The fresh new team’s conclusions is stated within the “College student Loans and you may Standard: The fresh new Character away from Having-Cash Universities,” blogged throughout the April problem of the latest Journal away from Financial Business economics. Brooks College or university out of Public Rules together with College off Commercial and you can Labor Affairs, try a co-writer together with Rajashri Chakrabarti, Ph.
For-earnings universities – work at of the private companies that go back payouts so you can shareholders – was a growing installation of U.S. higher education , or 5% of all of the enrollments. That’s right up away from 2.9% from inside the 2000, though down out of a highest away from 9.6% this present year.

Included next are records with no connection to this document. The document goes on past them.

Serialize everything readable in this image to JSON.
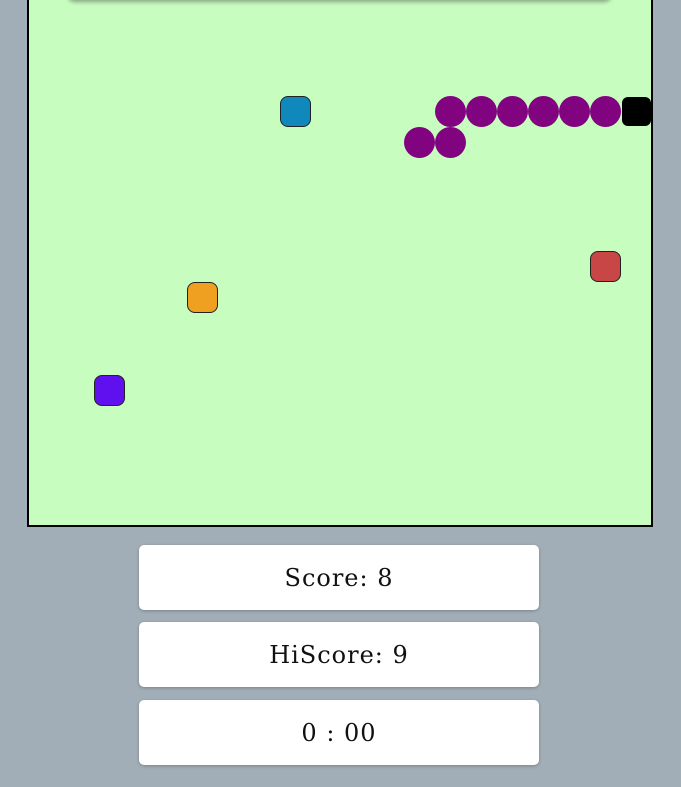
{
  "colors": {
    "page_background": "#a2aeb7",
    "board_background": "#c8fdc0",
    "snake_body": "#820380",
    "snake_head": "#000000"
  },
  "snake": {
    "head_cell": [
      19,
      3
    ],
    "body_cells": [
      [
        18,
        3
      ],
      [
        17,
        3
      ],
      [
        16,
        3
      ],
      [
        15,
        3
      ],
      [
        14,
        3
      ],
      [
        13,
        3
      ],
      [
        13,
        4
      ],
      [
        12,
        4
      ]
    ]
  },
  "items": [
    {
      "name": "blue-block",
      "color": "#1188bb",
      "cell": [
        8,
        3
      ]
    },
    {
      "name": "red-block",
      "color": "#c84646",
      "cell": [
        18,
        8
      ]
    },
    {
      "name": "orange-block",
      "color": "#f0a020",
      "cell": [
        5,
        9
      ]
    },
    {
      "name": "purple-block",
      "color": "#6010ee",
      "cell": [
        2,
        12
      ]
    }
  ],
  "score": {
    "text": "Score: 8"
  },
  "hiscore": {
    "text": "HiScore: 9"
  },
  "timer": {
    "text": "0 : 00"
  }
}
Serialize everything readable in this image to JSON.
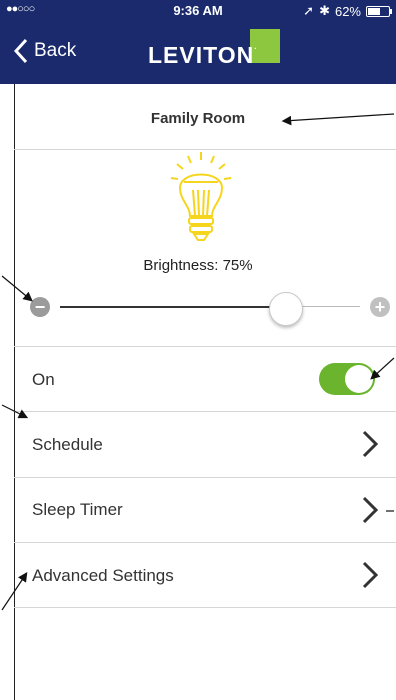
{
  "status_bar": {
    "signal": "●●○○○",
    "time": "9:36 AM",
    "battery_text": "62%",
    "battery_level": 0.62
  },
  "nav": {
    "back_label": "Back",
    "logo_text": "LEVITON",
    "logo_reg": ".",
    "accent": "#8dc63f",
    "background": "#1a2a6c"
  },
  "device": {
    "name": "Family Room",
    "brightness_label": "Brightness: 75%",
    "brightness_value": 75
  },
  "slider": {
    "value": 0.75,
    "minus_symbol": "−",
    "plus_symbol": "+"
  },
  "rows": {
    "on_label": "On",
    "on_state": true,
    "schedule_label": "Schedule",
    "sleep_timer_label": "Sleep Timer",
    "advanced_label": "Advanced Settings"
  },
  "colors": {
    "toggle_on": "#6ab42e",
    "bulb": "#f6d51e"
  }
}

Throughout that period, full pupil New Hampshire loans debt flower of the a few-thirds, to $57.5 billion, and also for-winnings have been an interest out-of concerns about standard costs. From inside the 2012, 39% out of non-payments towards the federal student education loans happened one of consumers that has attended having-finances universities – almost four times this new commission signed up for the fresh new 2010-11 educational 12 months.
They opposed just how college student consequences changed round the places one to knowledgeable comparable economic downturns, or “shocks” – issues that help the interest in college or university registration – predicated on variations in its cousin supply of having-earnings in place of societal universities (two- and four-year) between 2000 and you may 2018.
The analysis very first considering the understanding of exactly how youngsters prefer colleges: They might be more inclined to see a towards-profit school in the areas where there are many of them, compared to elements which have fewer to own-earnings, whenever a terrible economic treat occurs.
Which is an essential selecting, Lovenheim said, because shows students’ sensitiveness on local schools they can supply, and therefore impacts employees innovation. (más…)